**The problem**
The answer must consist of every line in the records below that contains the string "Malawi".

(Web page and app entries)
== Segment start ==

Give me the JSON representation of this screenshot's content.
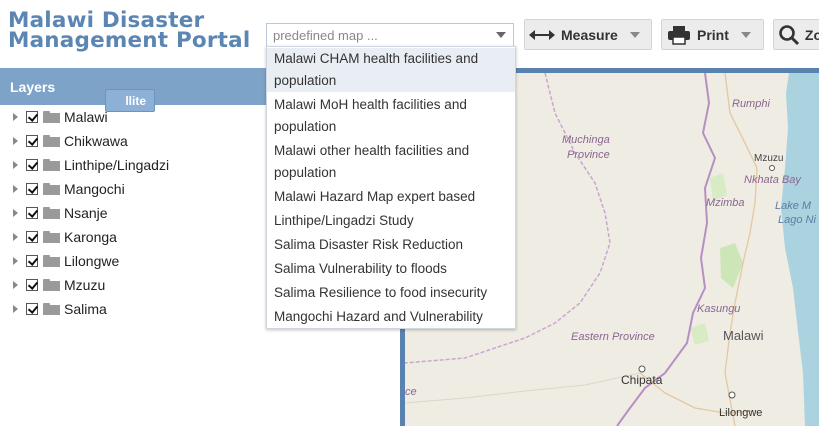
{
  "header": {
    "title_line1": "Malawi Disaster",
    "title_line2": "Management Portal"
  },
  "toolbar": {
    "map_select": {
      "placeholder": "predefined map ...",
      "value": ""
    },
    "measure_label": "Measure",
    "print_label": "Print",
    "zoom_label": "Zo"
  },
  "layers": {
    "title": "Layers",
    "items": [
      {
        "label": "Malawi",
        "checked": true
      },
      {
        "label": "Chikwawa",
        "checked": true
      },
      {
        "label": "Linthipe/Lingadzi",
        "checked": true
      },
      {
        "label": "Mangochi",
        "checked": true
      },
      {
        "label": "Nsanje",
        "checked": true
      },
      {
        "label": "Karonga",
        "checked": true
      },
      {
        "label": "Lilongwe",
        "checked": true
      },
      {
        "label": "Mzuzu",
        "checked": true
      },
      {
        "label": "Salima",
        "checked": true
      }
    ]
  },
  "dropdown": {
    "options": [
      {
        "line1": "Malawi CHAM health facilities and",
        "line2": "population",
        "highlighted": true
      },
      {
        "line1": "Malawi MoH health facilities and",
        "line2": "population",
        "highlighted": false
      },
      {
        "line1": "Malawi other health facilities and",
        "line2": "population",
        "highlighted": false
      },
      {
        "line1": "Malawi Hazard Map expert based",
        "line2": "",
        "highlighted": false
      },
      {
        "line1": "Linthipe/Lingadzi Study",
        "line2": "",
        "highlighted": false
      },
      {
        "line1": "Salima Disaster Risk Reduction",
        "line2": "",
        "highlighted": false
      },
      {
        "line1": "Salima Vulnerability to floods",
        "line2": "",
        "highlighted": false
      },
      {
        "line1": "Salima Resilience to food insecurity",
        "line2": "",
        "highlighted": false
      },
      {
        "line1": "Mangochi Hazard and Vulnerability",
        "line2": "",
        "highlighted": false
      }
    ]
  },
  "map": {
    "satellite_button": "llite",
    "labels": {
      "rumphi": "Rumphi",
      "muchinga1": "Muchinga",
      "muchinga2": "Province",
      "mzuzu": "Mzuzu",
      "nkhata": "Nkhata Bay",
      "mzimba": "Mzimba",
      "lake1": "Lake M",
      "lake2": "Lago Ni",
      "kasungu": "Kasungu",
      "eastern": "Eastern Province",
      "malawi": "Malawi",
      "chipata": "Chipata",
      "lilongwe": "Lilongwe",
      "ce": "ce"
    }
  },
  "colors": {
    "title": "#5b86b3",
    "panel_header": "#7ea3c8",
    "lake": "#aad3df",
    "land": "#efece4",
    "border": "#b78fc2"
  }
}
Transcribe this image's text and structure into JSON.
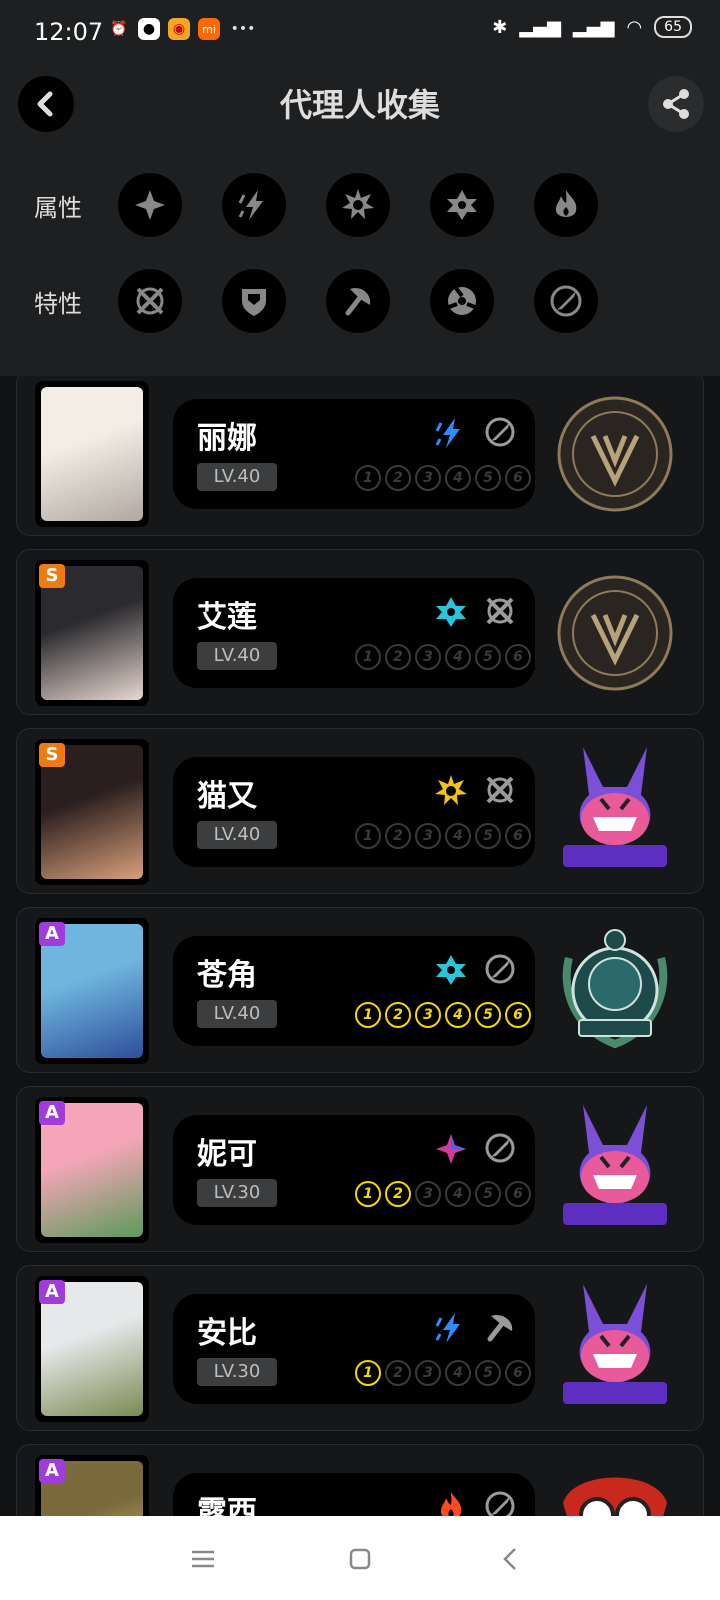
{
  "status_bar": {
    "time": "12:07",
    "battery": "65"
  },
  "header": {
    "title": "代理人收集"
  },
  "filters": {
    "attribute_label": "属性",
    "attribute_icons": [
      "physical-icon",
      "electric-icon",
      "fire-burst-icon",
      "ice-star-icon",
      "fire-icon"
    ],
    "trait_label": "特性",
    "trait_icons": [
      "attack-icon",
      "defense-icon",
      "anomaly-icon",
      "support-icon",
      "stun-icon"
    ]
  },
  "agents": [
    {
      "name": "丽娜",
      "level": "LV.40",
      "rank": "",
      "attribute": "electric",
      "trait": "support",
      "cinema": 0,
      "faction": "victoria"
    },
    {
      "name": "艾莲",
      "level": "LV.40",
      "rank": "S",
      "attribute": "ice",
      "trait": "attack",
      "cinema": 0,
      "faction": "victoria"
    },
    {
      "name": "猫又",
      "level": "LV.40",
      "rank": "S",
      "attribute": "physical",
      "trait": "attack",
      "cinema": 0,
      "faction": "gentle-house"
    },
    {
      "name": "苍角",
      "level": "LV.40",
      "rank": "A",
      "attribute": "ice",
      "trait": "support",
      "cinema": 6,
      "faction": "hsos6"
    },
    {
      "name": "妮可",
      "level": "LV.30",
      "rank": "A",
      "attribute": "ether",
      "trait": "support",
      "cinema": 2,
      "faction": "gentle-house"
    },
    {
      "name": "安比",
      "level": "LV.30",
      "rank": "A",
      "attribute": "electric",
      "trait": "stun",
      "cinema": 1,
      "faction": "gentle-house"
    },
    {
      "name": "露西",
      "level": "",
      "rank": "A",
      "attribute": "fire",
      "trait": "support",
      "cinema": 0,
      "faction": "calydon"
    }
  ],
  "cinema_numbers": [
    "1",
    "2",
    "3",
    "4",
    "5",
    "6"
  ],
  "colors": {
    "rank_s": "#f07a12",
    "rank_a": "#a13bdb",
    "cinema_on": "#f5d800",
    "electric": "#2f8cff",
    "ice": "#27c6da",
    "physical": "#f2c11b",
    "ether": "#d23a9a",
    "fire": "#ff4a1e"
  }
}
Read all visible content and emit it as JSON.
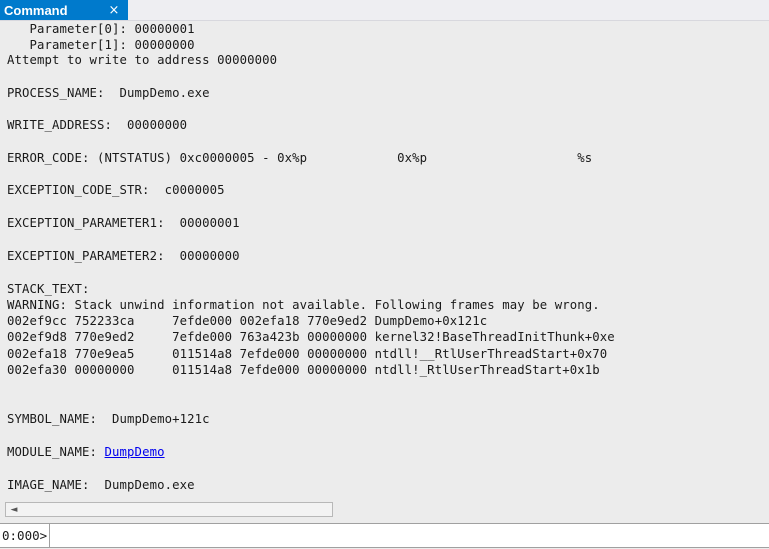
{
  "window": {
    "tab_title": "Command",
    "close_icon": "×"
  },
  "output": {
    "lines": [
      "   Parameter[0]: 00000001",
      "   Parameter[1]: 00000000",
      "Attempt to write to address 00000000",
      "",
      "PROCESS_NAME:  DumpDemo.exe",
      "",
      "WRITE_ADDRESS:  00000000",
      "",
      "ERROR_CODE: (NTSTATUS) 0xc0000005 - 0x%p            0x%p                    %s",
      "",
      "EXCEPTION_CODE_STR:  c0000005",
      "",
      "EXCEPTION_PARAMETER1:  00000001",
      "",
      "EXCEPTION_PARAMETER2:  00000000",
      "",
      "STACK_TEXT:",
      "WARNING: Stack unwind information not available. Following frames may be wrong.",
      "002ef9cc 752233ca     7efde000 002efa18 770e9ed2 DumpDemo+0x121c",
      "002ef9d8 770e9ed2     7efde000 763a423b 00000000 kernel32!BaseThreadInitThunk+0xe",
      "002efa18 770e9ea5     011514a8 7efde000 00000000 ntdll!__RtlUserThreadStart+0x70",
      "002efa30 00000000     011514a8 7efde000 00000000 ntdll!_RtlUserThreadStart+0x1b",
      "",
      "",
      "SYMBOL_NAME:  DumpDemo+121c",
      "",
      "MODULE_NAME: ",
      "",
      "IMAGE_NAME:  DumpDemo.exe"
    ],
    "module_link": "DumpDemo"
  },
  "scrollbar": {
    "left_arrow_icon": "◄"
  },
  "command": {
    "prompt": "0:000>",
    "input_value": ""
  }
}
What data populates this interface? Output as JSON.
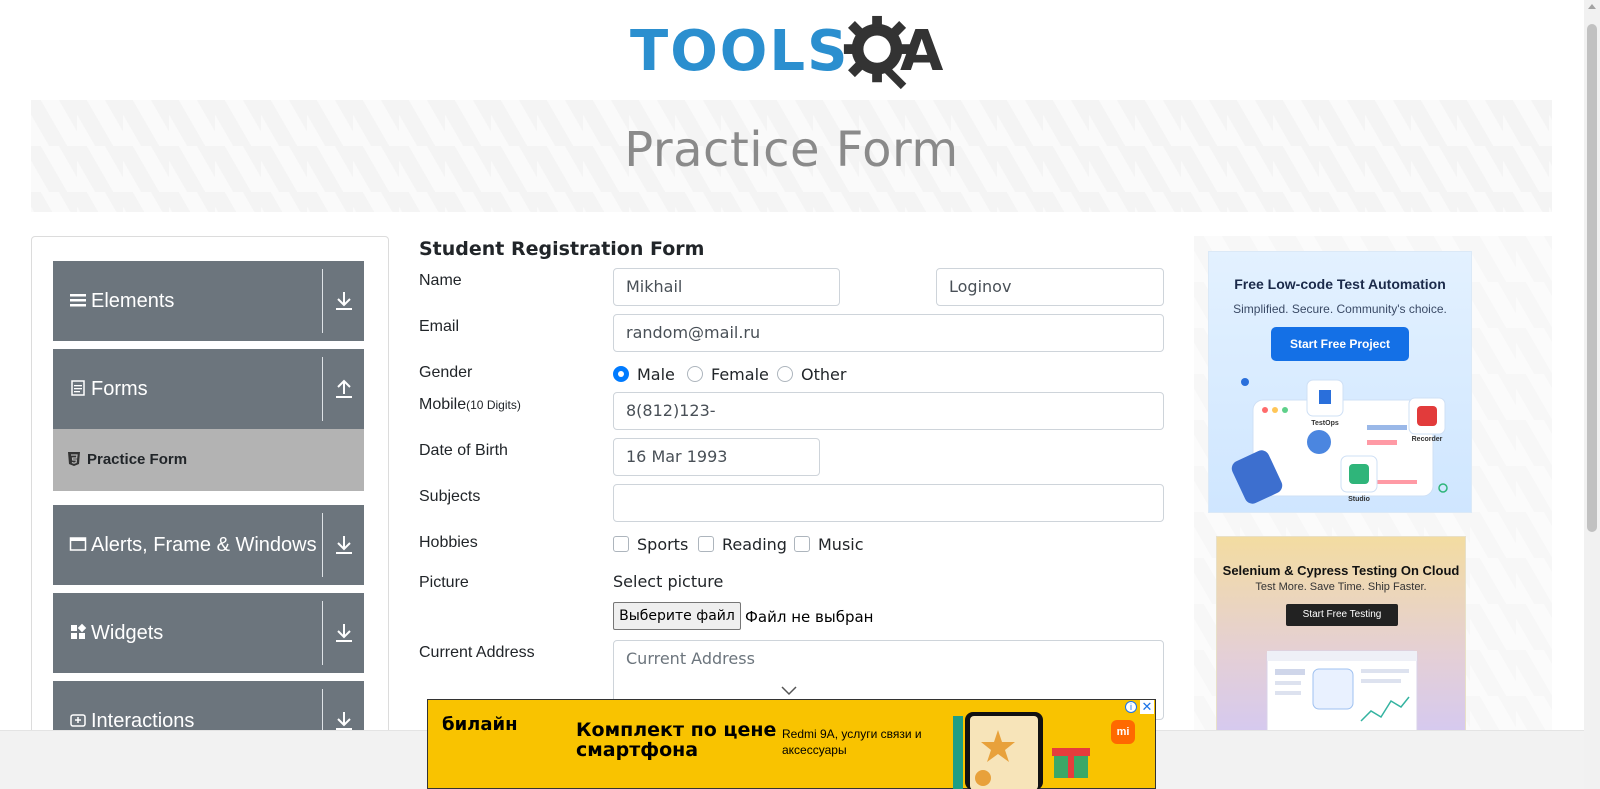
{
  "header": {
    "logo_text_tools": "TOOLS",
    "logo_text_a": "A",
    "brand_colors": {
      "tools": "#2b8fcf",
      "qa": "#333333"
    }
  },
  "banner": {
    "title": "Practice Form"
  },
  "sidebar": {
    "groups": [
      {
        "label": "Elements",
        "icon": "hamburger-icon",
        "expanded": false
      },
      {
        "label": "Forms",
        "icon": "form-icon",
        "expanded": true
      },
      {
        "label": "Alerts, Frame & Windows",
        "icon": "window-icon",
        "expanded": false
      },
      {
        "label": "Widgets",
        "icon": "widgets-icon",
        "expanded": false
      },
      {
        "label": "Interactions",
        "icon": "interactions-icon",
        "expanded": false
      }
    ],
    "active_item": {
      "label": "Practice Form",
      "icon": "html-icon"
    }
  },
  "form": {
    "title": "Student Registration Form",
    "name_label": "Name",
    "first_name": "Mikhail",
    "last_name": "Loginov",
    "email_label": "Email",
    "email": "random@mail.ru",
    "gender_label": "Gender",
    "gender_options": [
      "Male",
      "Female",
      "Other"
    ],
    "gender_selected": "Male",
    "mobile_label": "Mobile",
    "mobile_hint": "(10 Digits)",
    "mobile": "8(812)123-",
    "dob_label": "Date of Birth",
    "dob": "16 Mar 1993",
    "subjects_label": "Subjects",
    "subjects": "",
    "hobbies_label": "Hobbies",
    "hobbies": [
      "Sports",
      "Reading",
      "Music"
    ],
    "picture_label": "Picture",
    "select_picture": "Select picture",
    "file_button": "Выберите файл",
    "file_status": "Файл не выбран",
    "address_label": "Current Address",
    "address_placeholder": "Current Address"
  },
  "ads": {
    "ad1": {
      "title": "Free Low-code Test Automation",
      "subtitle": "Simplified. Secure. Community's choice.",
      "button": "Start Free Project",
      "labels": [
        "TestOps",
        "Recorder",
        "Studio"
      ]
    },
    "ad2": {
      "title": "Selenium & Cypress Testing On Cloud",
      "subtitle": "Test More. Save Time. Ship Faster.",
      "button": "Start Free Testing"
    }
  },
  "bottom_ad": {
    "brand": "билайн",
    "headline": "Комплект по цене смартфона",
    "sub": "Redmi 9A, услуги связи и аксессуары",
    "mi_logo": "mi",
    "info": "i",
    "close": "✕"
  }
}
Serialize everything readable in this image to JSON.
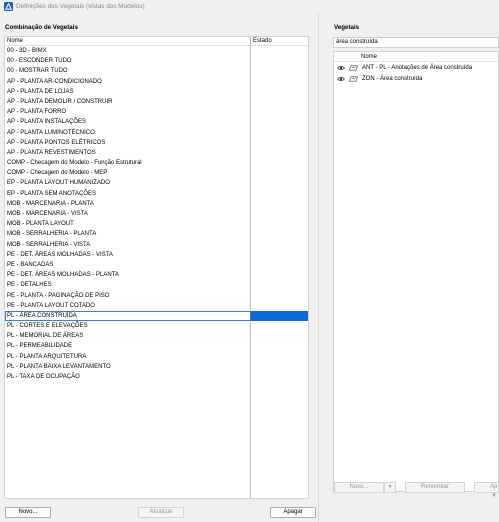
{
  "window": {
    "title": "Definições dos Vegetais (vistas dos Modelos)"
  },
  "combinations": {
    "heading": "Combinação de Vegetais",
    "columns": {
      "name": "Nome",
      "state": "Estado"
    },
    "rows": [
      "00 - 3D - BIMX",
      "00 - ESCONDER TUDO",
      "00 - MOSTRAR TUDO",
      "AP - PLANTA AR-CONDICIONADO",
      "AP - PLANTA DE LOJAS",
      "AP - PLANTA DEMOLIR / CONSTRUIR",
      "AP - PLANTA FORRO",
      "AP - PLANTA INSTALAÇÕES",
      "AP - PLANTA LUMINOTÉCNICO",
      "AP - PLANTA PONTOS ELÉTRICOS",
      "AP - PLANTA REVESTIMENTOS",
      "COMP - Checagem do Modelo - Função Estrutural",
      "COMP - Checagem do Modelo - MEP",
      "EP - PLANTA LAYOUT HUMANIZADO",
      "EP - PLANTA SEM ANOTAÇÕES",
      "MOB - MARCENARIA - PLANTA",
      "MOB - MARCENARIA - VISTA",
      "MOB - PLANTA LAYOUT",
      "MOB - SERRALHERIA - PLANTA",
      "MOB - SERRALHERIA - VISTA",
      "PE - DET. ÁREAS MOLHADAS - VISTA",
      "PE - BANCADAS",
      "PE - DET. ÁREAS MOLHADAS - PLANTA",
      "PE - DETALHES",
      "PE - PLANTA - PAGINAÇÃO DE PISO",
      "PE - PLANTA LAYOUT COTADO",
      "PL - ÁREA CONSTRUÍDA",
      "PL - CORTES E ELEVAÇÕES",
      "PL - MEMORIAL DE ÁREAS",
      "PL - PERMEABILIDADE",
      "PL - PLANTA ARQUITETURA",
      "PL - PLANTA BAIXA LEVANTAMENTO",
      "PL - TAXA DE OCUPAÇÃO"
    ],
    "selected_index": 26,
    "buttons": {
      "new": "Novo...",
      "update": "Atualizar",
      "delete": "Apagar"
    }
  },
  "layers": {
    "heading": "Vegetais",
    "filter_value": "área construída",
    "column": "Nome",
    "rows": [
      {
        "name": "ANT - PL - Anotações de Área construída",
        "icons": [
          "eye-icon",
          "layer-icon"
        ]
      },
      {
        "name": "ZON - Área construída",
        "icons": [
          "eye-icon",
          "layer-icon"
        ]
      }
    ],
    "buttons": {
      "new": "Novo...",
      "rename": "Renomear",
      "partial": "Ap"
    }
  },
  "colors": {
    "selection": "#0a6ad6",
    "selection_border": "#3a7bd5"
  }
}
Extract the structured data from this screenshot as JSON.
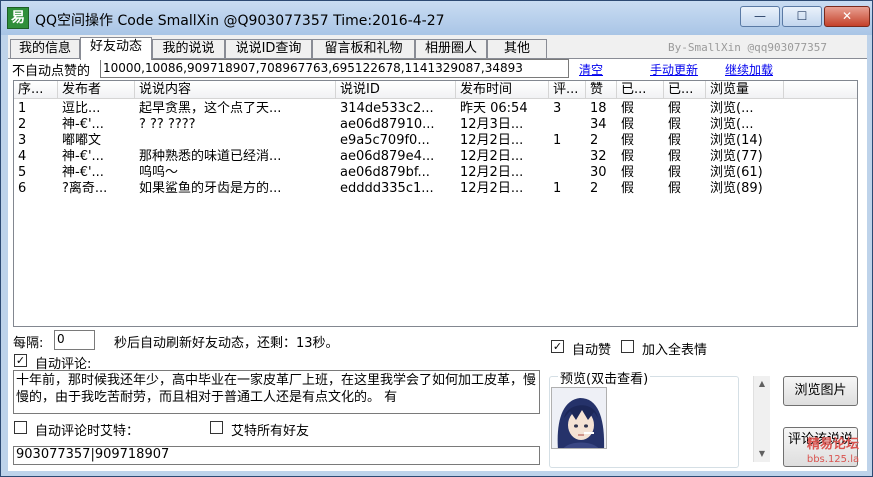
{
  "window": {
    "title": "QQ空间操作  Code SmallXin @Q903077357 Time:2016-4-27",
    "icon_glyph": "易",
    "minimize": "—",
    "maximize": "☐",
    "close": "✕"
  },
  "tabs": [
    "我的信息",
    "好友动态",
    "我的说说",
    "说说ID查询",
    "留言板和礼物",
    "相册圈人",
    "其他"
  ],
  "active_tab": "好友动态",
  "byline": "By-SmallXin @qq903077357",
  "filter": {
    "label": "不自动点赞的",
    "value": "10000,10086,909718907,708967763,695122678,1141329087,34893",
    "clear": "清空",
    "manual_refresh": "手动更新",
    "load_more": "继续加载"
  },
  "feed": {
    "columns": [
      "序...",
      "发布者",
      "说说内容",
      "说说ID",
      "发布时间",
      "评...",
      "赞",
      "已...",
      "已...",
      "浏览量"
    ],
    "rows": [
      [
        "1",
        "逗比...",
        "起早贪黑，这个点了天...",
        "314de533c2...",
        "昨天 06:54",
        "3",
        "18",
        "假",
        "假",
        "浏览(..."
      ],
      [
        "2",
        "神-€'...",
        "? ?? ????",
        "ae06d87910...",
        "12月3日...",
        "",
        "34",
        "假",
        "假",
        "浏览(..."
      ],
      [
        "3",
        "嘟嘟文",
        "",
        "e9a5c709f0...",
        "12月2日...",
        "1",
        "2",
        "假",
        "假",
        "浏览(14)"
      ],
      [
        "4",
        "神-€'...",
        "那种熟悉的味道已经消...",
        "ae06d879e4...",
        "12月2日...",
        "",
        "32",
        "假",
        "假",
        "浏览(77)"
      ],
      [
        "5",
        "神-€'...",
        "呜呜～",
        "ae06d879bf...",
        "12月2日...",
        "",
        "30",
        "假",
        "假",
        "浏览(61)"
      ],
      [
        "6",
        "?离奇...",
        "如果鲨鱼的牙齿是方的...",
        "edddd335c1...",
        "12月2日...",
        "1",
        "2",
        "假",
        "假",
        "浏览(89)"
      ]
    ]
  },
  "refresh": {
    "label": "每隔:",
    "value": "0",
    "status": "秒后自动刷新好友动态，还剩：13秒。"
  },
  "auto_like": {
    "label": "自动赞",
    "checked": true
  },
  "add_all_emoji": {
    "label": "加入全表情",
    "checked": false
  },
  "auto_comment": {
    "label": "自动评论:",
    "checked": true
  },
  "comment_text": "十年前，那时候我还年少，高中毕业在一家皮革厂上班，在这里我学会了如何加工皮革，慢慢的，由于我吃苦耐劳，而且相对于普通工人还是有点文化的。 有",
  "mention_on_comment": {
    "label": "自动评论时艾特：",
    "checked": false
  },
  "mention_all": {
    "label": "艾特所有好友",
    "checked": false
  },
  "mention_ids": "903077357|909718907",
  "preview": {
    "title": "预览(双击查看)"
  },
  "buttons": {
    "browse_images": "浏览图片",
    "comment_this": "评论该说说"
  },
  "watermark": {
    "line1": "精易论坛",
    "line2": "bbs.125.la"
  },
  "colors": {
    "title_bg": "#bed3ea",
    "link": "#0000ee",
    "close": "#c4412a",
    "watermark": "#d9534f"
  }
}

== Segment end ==

**Solution below**
    "title_line1": "Malawi Disaster",
        "label": "Malawi",
        "line1": "Malawi CHAM health facilities and",
        "line1": "Malawi MoH health facilities and",
        "line1": "Malawi other health facilities and",
        "line1": "Malawi Hazard Map expert based",
      "malawi": "Malawi",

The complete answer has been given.